> [Component data from apps and pages]:
>>

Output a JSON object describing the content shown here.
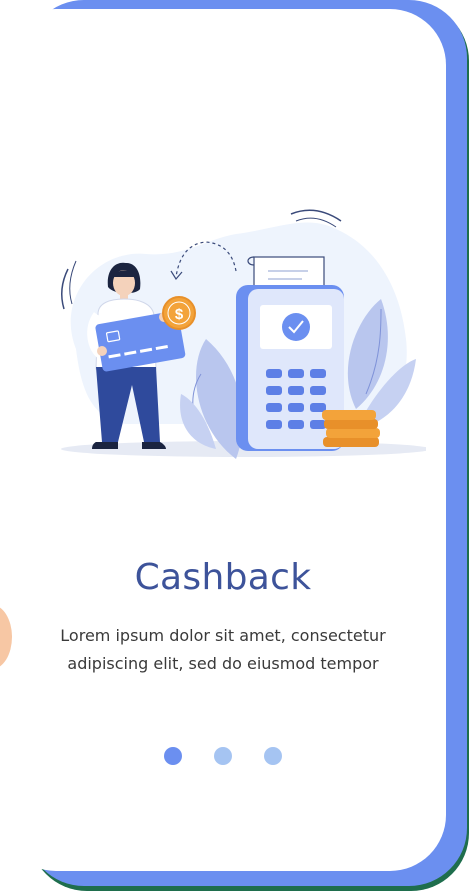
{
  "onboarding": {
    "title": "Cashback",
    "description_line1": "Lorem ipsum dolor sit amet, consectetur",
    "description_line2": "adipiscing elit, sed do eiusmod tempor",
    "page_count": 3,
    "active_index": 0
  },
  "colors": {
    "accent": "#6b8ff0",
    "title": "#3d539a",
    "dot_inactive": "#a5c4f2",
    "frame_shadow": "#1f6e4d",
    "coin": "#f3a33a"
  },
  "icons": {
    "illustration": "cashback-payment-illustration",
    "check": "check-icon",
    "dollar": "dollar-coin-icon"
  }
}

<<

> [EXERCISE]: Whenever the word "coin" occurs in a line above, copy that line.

> [EXERCISE SOLUTION]:
    "coin": "#f3a33a"
    "dollar": "dollar-coin-icon"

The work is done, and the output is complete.